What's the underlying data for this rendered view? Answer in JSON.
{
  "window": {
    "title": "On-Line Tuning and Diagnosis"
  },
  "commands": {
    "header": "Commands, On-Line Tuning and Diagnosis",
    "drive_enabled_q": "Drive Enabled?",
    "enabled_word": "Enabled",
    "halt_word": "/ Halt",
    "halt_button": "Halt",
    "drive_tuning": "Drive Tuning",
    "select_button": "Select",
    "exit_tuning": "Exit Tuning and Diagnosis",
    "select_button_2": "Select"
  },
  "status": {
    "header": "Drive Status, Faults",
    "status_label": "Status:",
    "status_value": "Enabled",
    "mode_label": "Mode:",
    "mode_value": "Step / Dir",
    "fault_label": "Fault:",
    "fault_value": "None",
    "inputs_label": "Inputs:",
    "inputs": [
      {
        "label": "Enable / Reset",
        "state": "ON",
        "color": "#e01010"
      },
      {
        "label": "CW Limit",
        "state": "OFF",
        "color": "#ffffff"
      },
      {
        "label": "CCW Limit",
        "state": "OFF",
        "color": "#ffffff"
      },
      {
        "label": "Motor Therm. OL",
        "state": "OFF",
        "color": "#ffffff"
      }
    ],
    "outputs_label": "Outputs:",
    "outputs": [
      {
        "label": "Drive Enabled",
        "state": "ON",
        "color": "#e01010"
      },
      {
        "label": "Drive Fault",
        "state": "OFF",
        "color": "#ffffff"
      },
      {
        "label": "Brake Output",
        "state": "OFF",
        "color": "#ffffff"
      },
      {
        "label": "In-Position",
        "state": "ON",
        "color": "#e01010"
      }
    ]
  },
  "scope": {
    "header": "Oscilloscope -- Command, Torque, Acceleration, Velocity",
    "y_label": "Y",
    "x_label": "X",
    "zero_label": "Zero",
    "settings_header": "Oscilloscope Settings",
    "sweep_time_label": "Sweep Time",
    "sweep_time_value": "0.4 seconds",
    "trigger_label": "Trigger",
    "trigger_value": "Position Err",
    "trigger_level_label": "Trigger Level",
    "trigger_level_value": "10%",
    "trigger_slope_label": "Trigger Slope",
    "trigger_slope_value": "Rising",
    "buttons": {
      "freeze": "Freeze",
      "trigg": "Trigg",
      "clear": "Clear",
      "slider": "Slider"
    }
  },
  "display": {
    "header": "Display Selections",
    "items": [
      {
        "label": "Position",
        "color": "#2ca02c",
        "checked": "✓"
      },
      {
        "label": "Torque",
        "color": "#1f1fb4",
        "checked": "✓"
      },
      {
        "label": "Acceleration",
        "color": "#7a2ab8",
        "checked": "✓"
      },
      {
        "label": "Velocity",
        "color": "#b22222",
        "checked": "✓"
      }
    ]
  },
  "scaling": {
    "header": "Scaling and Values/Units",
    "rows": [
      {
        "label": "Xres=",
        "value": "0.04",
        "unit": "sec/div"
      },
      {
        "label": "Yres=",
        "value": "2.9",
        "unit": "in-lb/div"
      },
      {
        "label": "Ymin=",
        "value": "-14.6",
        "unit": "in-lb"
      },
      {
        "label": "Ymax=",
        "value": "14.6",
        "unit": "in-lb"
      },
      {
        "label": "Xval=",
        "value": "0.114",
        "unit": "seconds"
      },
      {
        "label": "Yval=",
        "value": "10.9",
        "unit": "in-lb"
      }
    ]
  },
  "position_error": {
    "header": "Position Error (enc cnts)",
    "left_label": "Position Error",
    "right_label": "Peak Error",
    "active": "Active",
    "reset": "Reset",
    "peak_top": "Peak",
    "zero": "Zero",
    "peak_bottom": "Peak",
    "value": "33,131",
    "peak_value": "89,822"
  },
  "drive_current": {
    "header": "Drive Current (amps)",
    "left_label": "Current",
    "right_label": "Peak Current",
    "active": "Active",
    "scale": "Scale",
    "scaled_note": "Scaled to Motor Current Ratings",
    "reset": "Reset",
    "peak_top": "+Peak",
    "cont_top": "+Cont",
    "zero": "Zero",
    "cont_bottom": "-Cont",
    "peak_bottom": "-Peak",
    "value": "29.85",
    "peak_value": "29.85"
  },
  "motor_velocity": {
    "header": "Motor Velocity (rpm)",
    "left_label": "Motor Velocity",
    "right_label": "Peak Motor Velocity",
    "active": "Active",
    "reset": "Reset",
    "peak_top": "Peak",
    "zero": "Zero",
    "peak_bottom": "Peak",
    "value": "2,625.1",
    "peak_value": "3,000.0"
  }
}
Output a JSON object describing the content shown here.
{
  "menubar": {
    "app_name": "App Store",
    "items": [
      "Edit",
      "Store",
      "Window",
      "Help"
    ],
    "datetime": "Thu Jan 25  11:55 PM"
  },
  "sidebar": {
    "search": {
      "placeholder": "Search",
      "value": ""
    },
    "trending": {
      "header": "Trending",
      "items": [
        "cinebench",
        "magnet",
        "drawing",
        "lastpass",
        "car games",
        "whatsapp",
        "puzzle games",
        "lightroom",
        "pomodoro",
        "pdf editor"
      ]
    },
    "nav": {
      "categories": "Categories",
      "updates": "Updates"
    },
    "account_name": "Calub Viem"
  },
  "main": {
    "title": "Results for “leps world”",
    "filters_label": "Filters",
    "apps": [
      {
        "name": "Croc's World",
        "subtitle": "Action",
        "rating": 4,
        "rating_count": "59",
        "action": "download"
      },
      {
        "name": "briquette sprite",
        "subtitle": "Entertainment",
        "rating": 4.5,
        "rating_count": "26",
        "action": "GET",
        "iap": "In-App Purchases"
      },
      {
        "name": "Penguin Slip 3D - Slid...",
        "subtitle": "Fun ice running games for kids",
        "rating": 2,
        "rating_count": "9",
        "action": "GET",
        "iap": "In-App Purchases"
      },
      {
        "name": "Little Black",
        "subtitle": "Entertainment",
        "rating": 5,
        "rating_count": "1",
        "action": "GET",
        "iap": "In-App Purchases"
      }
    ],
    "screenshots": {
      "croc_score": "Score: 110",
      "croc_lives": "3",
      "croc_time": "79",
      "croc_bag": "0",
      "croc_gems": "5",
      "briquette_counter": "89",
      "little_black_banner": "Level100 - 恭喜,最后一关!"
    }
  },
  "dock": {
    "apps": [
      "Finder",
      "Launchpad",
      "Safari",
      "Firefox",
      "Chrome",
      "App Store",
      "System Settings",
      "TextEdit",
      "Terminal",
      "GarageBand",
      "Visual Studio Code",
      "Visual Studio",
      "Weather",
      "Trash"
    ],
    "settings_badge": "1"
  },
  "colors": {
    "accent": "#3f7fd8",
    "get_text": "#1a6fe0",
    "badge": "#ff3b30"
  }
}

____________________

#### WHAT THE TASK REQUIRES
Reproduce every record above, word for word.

#### YOUR RESPONSE
What's the underlying data for this rendered view? Answer in JSON.
{
  "window": {
    "title": "On-Line Tuning and Diagnosis"
  },
  "commands": {
    "header": "Commands, On-Line Tuning and Diagnosis",
    "drive_enabled_q": "Drive Enabled?",
    "enabled_word": "Enabled",
    "halt_word": "/ Halt",
    "halt_button": "Halt",
    "drive_tuning": "Drive Tuning",
    "select_button": "Select",
    "exit_tuning": "Exit Tuning and Diagnosis",
    "select_button_2": "Select"
  },
  "status": {
    "header": "Drive Status, Faults",
    "status_label": "Status:",
    "status_value": "Enabled",
    "mode_label": "Mode:",
    "mode_value": "Step / Dir",
    "fault_label": "Fault:",
    "fault_value": "None",
    "inputs_label": "Inputs:",
    "inputs": [
      {
        "label": "Enable / Reset",
        "state": "ON",
        "color": "#e01010"
      },
      {
        "label": "CW Limit",
        "state": "OFF",
        "color": "#ffffff"
      },
      {
        "label": "CCW Limit",
        "state": "OFF",
        "color": "#ffffff"
      },
      {
        "label": "Motor Therm. OL",
        "state": "OFF",
        "color": "#ffffff"
      }
    ],
    "outputs_label": "Outputs:",
    "outputs": [
      {
        "label": "Drive Enabled",
        "state": "ON",
        "color": "#e01010"
      },
      {
        "label": "Drive Fault",
        "state": "OFF",
        "color": "#ffffff"
      },
      {
        "label": "Brake Output",
        "state": "OFF",
        "color": "#ffffff"
      },
      {
        "label": "In-Position",
        "state": "ON",
        "color": "#e01010"
      }
    ]
  },
  "scope": {
    "header": "Oscilloscope -- Command, Torque, Acceleration, Velocity",
    "y_label": "Y",
    "x_label": "X",
    "zero_label": "Zero",
    "settings_header": "Oscilloscope Settings",
    "sweep_time_label": "Sweep Time",
    "sweep_time_value": "0.4 seconds",
    "trigger_label": "Trigger",
    "trigger_value": "Position Err",
    "trigger_level_label": "Trigger Level",
    "trigger_level_value": "10%",
    "trigger_slope_label": "Trigger Slope",
    "trigger_slope_value": "Rising",
    "buttons": {
      "freeze": "Freeze",
      "trigg": "Trigg",
      "clear": "Clear",
      "slider": "Slider"
    }
  },
  "display": {
    "header": "Display Selections",
    "items": [
      {
        "label": "Position",
        "color": "#2ca02c",
        "checked": "✓"
      },
      {
        "label": "Torque",
        "color": "#1f1fb4",
        "checked": "✓"
      },
      {
        "label": "Acceleration",
        "color": "#7a2ab8",
        "checked": "✓"
      },
      {
        "label": "Velocity",
        "color": "#b22222",
        "checked": "✓"
      }
    ]
  },
  "scaling": {
    "header": "Scaling and Values/Units",
    "rows": [
      {
        "label": "Xres=",
        "value": "0.04",
        "unit": "sec/div"
      },
      {
        "label": "Yres=",
        "value": "2.9",
        "unit": "in-lb/div"
      },
      {
        "label": "Ymin=",
        "value": "-14.6",
        "unit": "in-lb"
      },
      {
        "label": "Ymax=",
        "value": "14.6",
        "unit": "in-lb"
      },
      {
        "label": "Xval=",
        "value": "0.114",
        "unit": "seconds"
      },
      {
        "label": "Yval=",
        "value": "10.9",
        "unit": "in-lb"
      }
    ]
  },
  "position_error": {
    "header": "Position Error (enc cnts)",
    "left_label": "Position Error",
    "right_label": "Peak Error",
    "active": "Active",
    "reset": "Reset",
    "peak_top": "Peak",
    "zero": "Zero",
    "peak_bottom": "Peak",
    "value": "33,131",
    "peak_value": "89,822"
  },
  "drive_current": {
    "header": "Drive Current (amps)",
    "left_label": "Current",
    "right_label": "Peak Current",
    "active": "Active",
    "scale": "Scale",
    "scaled_note": "Scaled to Motor Current Ratings",
    "reset": "Reset",
    "peak_top": "+Peak",
    "cont_top": "+Cont",
    "zero": "Zero",
    "cont_bottom": "-Cont",
    "peak_bottom": "-Peak",
    "value": "29.85",
    "peak_value": "29.85"
  },
  "motor_velocity": {
    "header": "Motor Velocity (rpm)",
    "left_label": "Motor Velocity",
    "right_label": "Peak Motor Velocity",
    "active": "Active",
    "reset": "Reset",
    "peak_top": "Peak",
    "zero": "Zero",
    "peak_bottom": "Peak",
    "value": "2,625.1",
    "peak_value": "3,000.0"
  }
}
Output a JSON object describing the content shown here.
{
  "menubar": {
    "app_name": "App Store",
    "items": [
      "Edit",
      "Store",
      "Window",
      "Help"
    ],
    "datetime": "Thu Jan 25  11:55 PM"
  },
  "sidebar": {
    "search": {
      "placeholder": "Search",
      "value": ""
    },
    "trending": {
      "header": "Trending",
      "items": [
        "cinebench",
        "magnet",
        "drawing",
        "lastpass",
        "car games",
        "whatsapp",
        "puzzle games",
        "lightroom",
        "pomodoro",
        "pdf editor"
      ]
    },
    "nav": {
      "categories": "Categories",
      "updates": "Updates"
    },
    "account_name": "Calub Viem"
  },
  "main": {
    "title": "Results for “leps world”",
    "filters_label": "Filters",
    "apps": [
      {
        "name": "Croc's World",
        "subtitle": "Action",
        "rating": 4,
        "rating_count": "59",
        "action": "download"
      },
      {
        "name": "briquette sprite",
        "subtitle": "Entertainment",
        "rating": 4.5,
        "rating_count": "26",
        "action": "GET",
        "iap": "In-App Purchases"
      },
      {
        "name": "Penguin Slip 3D - Slid...",
        "subtitle": "Fun ice running games for kids",
        "rating": 2,
        "rating_count": "9",
        "action": "GET",
        "iap": "In-App Purchases"
      },
      {
        "name": "Little Black",
        "subtitle": "Entertainment",
        "rating": 5,
        "rating_count": "1",
        "action": "GET",
        "iap": "In-App Purchases"
      }
    ],
    "screenshots": {
      "croc_score": "Score: 110",
      "croc_lives": "3",
      "croc_time": "79",
      "croc_bag": "0",
      "croc_gems": "5",
      "briquette_counter": "89",
      "little_black_banner": "Level100 - 恭喜,最后一关!"
    }
  },
  "dock": {
    "apps": [
      "Finder",
      "Launchpad",
      "Safari",
      "Firefox",
      "Chrome",
      "App Store",
      "System Settings",
      "TextEdit",
      "Terminal",
      "GarageBand",
      "Visual Studio Code",
      "Visual Studio",
      "Weather",
      "Trash"
    ],
    "settings_badge": "1"
  },
  "colors": {
    "accent": "#3f7fd8",
    "get_text": "#1a6fe0",
    "badge": "#ff3b30"
  }
}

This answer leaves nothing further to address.